Standing atop a pile of rubble, gazing out into the valley, it was obvious what had inspired the former owners of these houses to buy a place in this beautiful part of Spain.
Sadly, Peter and Margaret Hegarty and Frank and Janet Doel never got to live out their twilight years in Cantoria, a tiny hamlet in Almeria, in southern Spain.
They became the latest Britons to see their Spanish properties reduced to rubble after a court decided their homes were illegal and must be torn down by bulldozers.
Painted in red on the wall of a house which was about to be torn down was the mocking postscript: The Spanish Dream.
I was in Cantoria to report on the plight of Britons who had lost their dream second homes because they had been declared illegal like so many thousands of others.
The British owners were usually victims of a mixture of corruption, archaic planning laws and naivety on the part of the purchasers.
Some spoke little Spanish and unfortunately took Spanish mayors or developers at their word. Most, however, were the prey of developers keen to cash in on a building boom which appeared to have no end. Except, it did.
- How long can second home owners stay in Spain after Brexit?
- Brexit: 'We'd encourage second-home owners in Spain to register'
Now, ironically perhaps, British second home owners face a new threat not from the Spanish – but from their own compatriots in the form of Brexit.
Four years after that dramatic vote, Brexit is fast approaching and for some with villas along the 8,000km of Spain's coast this might spell trouble.
Little progress has been made on negotiations about key issues like freedom of movement for Brits who want to come to Spain to spend time in their second homes.
Indeed, the worst-case scenario of a hard Brexit appears more likely.
Those with properties in Spain still have until the end of the 2020 to apply for residence status under the EU rules. But time is drawing short.
The coronavirus has played havoc with Spanish bureaucracy, along with everything else.
This means just getting an appointment to sort out residence is nigh on impossible. Campaigners have suggested if freedom of movement for EU/UK citizens is not provided for in the future deal, which will almost certainly be the case, Britons who are not resident in Spain may face new restrictions on movement.
This could mean they can only spend up to 90 days in any 180-day period within the Schengen Zone. But all this is still speculation with only six months to go before Britain finally leaves the European Union.
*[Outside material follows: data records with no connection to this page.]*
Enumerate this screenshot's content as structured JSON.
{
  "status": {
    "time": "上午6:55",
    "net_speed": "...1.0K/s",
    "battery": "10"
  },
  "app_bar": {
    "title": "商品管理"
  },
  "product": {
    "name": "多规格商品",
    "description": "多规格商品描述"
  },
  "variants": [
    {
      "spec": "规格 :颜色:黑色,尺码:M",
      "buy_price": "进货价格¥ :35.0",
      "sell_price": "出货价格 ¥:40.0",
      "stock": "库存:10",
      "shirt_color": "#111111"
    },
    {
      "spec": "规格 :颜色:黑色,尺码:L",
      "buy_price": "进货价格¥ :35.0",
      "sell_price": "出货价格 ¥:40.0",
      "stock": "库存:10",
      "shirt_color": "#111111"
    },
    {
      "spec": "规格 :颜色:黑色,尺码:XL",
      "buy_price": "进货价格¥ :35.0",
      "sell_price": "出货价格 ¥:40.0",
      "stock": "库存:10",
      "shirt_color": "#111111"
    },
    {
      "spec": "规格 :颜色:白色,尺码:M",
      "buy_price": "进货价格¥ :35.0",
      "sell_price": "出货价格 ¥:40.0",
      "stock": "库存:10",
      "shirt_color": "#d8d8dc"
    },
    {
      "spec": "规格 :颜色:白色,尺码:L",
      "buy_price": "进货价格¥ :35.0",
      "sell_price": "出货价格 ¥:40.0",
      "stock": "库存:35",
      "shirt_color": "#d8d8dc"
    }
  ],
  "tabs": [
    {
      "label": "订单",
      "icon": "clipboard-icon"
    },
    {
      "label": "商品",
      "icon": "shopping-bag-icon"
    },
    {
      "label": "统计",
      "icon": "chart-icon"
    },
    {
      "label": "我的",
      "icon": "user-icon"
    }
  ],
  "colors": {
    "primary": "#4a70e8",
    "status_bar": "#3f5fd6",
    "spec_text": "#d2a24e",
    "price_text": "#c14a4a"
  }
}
Imagine if no deal is reached on this key point, it could mean something like this:
Instead of heading off to your villa in Valencia for the weekend on a whim then staying for as long as you want, things might start to get a little more complicated.
Second-home owners – at least the British ones – might have to start to keep a close tally on how long they are in the country so they do not exceed the 90 day limit.
'Swallows' – those Britons who head off to Spain for the entire winter – may find they have to return to the UK just as the weather is at its worst.
Looking ahead, what could this mean? Among foreigners, Britons still buy the largest numbers of homes in Spain and have done for years.
If it seems harder to come and enjoy that villa or hacienda, then that could all change.
Personally, I do not think it will alter our passion for Spain.
Britons have weathered other property scandals here and still come back looking to spend more cash in Spain on bricks and mortar.
Remember the land grab scam in Valencia? Councils simply redefined which land could be used for building and which could not. If part of your property bordered on 'rural' land, it could be declared illegal and effectively grabbed back by the local authority.
Tens of thousands of homes have been declared illegal in Spain.
Thankfully, that situation is changing. The conservative regional government in Andalusia, where many Britons have bought houses, has signalled it will grant compensation to those who lost their properties but had acted in good faith.
This has come about mainly thanks to the hard work of campaigners like Maura Hillen and Gerardo Vazquez, a lawyer, who have fought to change the law so those, like the Hegartys and Doels, could get some redress from the Spanish judiciary system in terms of compensation.
If only this were possible with Brexit.